> YOUR OBJECTIVE
The answer must restate every entry exactly as it appears.
BEGIN ENTRIES SUPPLIED
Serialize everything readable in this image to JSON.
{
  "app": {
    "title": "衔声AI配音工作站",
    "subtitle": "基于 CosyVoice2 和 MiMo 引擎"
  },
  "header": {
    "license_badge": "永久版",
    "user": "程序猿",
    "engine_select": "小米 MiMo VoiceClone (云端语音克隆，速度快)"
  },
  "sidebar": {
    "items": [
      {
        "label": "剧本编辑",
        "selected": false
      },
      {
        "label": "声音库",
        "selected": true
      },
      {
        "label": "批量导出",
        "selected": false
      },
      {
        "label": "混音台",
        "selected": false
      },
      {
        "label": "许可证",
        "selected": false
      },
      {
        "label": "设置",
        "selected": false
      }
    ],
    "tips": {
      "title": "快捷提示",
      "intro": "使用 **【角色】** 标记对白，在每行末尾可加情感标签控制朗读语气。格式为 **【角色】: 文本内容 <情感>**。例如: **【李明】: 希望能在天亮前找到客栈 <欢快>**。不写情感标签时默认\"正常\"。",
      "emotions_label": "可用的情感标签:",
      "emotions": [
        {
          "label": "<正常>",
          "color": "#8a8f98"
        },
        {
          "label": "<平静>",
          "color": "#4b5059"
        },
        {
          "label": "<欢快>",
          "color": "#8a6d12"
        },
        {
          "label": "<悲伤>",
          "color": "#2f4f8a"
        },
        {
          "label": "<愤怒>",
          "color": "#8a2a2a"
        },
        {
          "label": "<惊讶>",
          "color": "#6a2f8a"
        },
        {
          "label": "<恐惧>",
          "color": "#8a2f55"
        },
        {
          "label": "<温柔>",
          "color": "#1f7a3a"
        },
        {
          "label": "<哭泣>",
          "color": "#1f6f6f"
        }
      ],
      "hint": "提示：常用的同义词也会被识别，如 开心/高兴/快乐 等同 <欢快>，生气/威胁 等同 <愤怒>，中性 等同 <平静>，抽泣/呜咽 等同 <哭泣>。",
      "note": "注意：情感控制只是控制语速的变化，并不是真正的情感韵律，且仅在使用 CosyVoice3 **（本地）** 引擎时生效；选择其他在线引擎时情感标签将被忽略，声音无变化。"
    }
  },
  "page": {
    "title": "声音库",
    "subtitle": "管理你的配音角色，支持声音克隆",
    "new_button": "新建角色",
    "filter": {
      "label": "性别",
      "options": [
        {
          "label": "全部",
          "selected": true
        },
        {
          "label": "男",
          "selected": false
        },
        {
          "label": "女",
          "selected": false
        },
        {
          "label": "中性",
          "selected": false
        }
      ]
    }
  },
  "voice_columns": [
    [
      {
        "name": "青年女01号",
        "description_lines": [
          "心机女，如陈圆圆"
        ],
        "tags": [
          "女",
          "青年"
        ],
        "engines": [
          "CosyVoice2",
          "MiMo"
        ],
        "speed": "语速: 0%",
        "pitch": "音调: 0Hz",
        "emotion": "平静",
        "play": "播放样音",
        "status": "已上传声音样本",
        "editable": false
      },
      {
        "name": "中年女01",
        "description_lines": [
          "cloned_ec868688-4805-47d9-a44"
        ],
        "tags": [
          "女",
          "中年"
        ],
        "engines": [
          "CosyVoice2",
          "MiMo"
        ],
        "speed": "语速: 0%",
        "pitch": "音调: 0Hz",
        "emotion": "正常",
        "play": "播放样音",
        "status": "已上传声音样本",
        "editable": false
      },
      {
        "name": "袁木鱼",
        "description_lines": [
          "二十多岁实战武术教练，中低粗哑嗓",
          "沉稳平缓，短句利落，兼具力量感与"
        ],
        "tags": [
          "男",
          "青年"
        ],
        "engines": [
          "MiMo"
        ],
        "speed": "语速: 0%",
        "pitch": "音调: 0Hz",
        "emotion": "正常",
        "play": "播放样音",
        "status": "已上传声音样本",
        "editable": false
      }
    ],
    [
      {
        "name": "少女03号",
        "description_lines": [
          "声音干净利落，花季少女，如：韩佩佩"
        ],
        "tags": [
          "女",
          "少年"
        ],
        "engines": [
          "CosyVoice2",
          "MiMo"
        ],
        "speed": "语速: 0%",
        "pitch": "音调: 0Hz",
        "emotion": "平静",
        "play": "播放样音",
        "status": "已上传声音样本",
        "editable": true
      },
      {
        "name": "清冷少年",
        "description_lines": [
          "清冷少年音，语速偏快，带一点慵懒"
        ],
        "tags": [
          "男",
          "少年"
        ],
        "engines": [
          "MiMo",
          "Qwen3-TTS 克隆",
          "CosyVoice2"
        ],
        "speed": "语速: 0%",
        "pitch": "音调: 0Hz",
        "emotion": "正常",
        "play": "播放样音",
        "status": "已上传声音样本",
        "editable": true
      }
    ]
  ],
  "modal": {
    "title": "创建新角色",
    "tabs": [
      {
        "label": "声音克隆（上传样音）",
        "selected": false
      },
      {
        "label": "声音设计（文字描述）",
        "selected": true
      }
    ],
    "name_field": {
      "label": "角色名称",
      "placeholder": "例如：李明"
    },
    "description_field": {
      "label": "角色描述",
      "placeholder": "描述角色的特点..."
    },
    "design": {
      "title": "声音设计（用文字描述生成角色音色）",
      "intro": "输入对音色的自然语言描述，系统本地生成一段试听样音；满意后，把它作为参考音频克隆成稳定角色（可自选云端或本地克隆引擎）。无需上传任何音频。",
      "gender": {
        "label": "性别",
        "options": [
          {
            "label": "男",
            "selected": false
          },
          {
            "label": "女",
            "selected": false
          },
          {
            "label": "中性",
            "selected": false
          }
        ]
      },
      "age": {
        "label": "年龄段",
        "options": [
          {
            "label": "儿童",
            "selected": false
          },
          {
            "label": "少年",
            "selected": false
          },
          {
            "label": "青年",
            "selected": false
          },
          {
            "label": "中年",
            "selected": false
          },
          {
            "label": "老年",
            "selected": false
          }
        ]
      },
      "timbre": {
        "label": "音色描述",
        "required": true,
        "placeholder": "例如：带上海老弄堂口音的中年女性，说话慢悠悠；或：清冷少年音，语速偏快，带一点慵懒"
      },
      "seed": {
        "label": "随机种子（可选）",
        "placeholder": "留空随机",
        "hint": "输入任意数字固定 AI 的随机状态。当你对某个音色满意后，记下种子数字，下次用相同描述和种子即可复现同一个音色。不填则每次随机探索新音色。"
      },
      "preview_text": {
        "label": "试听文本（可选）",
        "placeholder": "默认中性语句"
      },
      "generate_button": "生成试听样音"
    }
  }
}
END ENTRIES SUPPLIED
> ANSWER SECTION
Serialize everything readable in this image to JSON.
{
  "app": {
    "title": "衔声AI配音工作站",
    "subtitle": "基于 CosyVoice2 和 MiMo 引擎"
  },
  "header": {
    "license_badge": "永久版",
    "user": "程序猿",
    "engine_select": "小米 MiMo VoiceClone (云端语音克隆，速度快)"
  },
  "sidebar": {
    "items": [
      {
        "label": "剧本编辑",
        "selected": false
      },
      {
        "label": "声音库",
        "selected": true
      },
      {
        "label": "批量导出",
        "selected": false
      },
      {
        "label": "混音台",
        "selected": false
      },
      {
        "label": "许可证",
        "selected": false
      },
      {
        "label": "设置",
        "selected": false
      }
    ],
    "tips": {
      "title": "快捷提示",
      "intro": "使用 **【角色】** 标记对白，在每行末尾可加情感标签控制朗读语气。格式为 **【角色】: 文本内容 <情感>**。例如: **【李明】: 希望能在天亮前找到客栈 <欢快>**。不写情感标签时默认\"正常\"。",
      "emotions_label": "可用的情感标签:",
      "emotions": [
        {
          "label": "<正常>",
          "color": "#8a8f98"
        },
        {
          "label": "<平静>",
          "color": "#4b5059"
        },
        {
          "label": "<欢快>",
          "color": "#8a6d12"
        },
        {
          "label": "<悲伤>",
          "color": "#2f4f8a"
        },
        {
          "label": "<愤怒>",
          "color": "#8a2a2a"
        },
        {
          "label": "<惊讶>",
          "color": "#6a2f8a"
        },
        {
          "label": "<恐惧>",
          "color": "#8a2f55"
        },
        {
          "label": "<温柔>",
          "color": "#1f7a3a"
        },
        {
          "label": "<哭泣>",
          "color": "#1f6f6f"
        }
      ],
      "hint": "提示：常用的同义词也会被识别，如 开心/高兴/快乐 等同 <欢快>，生气/威胁 等同 <愤怒>，中性 等同 <平静>，抽泣/呜咽 等同 <哭泣>。",
      "note": "注意：情感控制只是控制语速的变化，并不是真正的情感韵律，且仅在使用 CosyVoice3 **（本地）** 引擎时生效；选择其他在线引擎时情感标签将被忽略，声音无变化。"
    }
  },
  "page": {
    "title": "声音库",
    "subtitle": "管理你的配音角色，支持声音克隆",
    "new_button": "新建角色",
    "filter": {
      "label": "性别",
      "options": [
        {
          "label": "全部",
          "selected": true
        },
        {
          "label": "男",
          "selected": false
        },
        {
          "label": "女",
          "selected": false
        },
        {
          "label": "中性",
          "selected": false
        }
      ]
    }
  },
  "voice_columns": [
    [
      {
        "name": "青年女01号",
        "description_lines": [
          "心机女，如陈圆圆"
        ],
        "tags": [
          "女",
          "青年"
        ],
        "engines": [
          "CosyVoice2",
          "MiMo"
        ],
        "speed": "语速: 0%",
        "pitch": "音调: 0Hz",
        "emotion": "平静",
        "play": "播放样音",
        "status": "已上传声音样本",
        "editable": false
      },
      {
        "name": "中年女01",
        "description_lines": [
          "cloned_ec868688-4805-47d9-a44"
        ],
        "tags": [
          "女",
          "中年"
        ],
        "engines": [
          "CosyVoice2",
          "MiMo"
        ],
        "speed": "语速: 0%",
        "pitch": "音调: 0Hz",
        "emotion": "正常",
        "play": "播放样音",
        "status": "已上传声音样本",
        "editable": false
      },
      {
        "name": "袁木鱼",
        "description_lines": [
          "二十多岁实战武术教练，中低粗哑嗓",
          "沉稳平缓，短句利落，兼具力量感与"
        ],
        "tags": [
          "男",
          "青年"
        ],
        "engines": [
          "MiMo"
        ],
        "speed": "语速: 0%",
        "pitch": "音调: 0Hz",
        "emotion": "正常",
        "play": "播放样音",
        "status": "已上传声音样本",
        "editable": false
      }
    ],
    [
      {
        "name": "少女03号",
        "description_lines": [
          "声音干净利落，花季少女，如：韩佩佩"
        ],
        "tags": [
          "女",
          "少年"
        ],
        "engines": [
          "CosyVoice2",
          "MiMo"
        ],
        "speed": "语速: 0%",
        "pitch": "音调: 0Hz",
        "emotion": "平静",
        "play": "播放样音",
        "status": "已上传声音样本",
        "editable": true
      },
      {
        "name": "清冷少年",
        "description_lines": [
          "清冷少年音，语速偏快，带一点慵懒"
        ],
        "tags": [
          "男",
          "少年"
        ],
        "engines": [
          "MiMo",
          "Qwen3-TTS 克隆",
          "CosyVoice2"
        ],
        "speed": "语速: 0%",
        "pitch": "音调: 0Hz",
        "emotion": "正常",
        "play": "播放样音",
        "status": "已上传声音样本",
        "editable": true
      }
    ]
  ],
  "modal": {
    "title": "创建新角色",
    "tabs": [
      {
        "label": "声音克隆（上传样音）",
        "selected": false
      },
      {
        "label": "声音设计（文字描述）",
        "selected": true
      }
    ],
    "name_field": {
      "label": "角色名称",
      "placeholder": "例如：李明"
    },
    "description_field": {
      "label": "角色描述",
      "placeholder": "描述角色的特点..."
    },
    "design": {
      "title": "声音设计（用文字描述生成角色音色）",
      "intro": "输入对音色的自然语言描述，系统本地生成一段试听样音；满意后，把它作为参考音频克隆成稳定角色（可自选云端或本地克隆引擎）。无需上传任何音频。",
      "gender": {
        "label": "性别",
        "options": [
          {
            "label": "男",
            "selected": false
          },
          {
            "label": "女",
            "selected": false
          },
          {
            "label": "中性",
            "selected": false
          }
        ]
      },
      "age": {
        "label": "年龄段",
        "options": [
          {
            "label": "儿童",
            "selected": false
          },
          {
            "label": "少年",
            "selected": false
          },
          {
            "label": "青年",
            "selected": false
          },
          {
            "label": "中年",
            "selected": false
          },
          {
            "label": "老年",
            "selected": false
          }
        ]
      },
      "timbre": {
        "label": "音色描述",
        "required": true,
        "placeholder": "例如：带上海老弄堂口音的中年女性，说话慢悠悠；或：清冷少年音，语速偏快，带一点慵懒"
      },
      "seed": {
        "label": "随机种子（可选）",
        "placeholder": "留空随机",
        "hint": "输入任意数字固定 AI 的随机状态。当你对某个音色满意后，记下种子数字，下次用相同描述和种子即可复现同一个音色。不填则每次随机探索新音色。"
      },
      "preview_text": {
        "label": "试听文本（可选）",
        "placeholder": "默认中性语句"
      },
      "generate_button": "生成试听样音"
    }
  }
}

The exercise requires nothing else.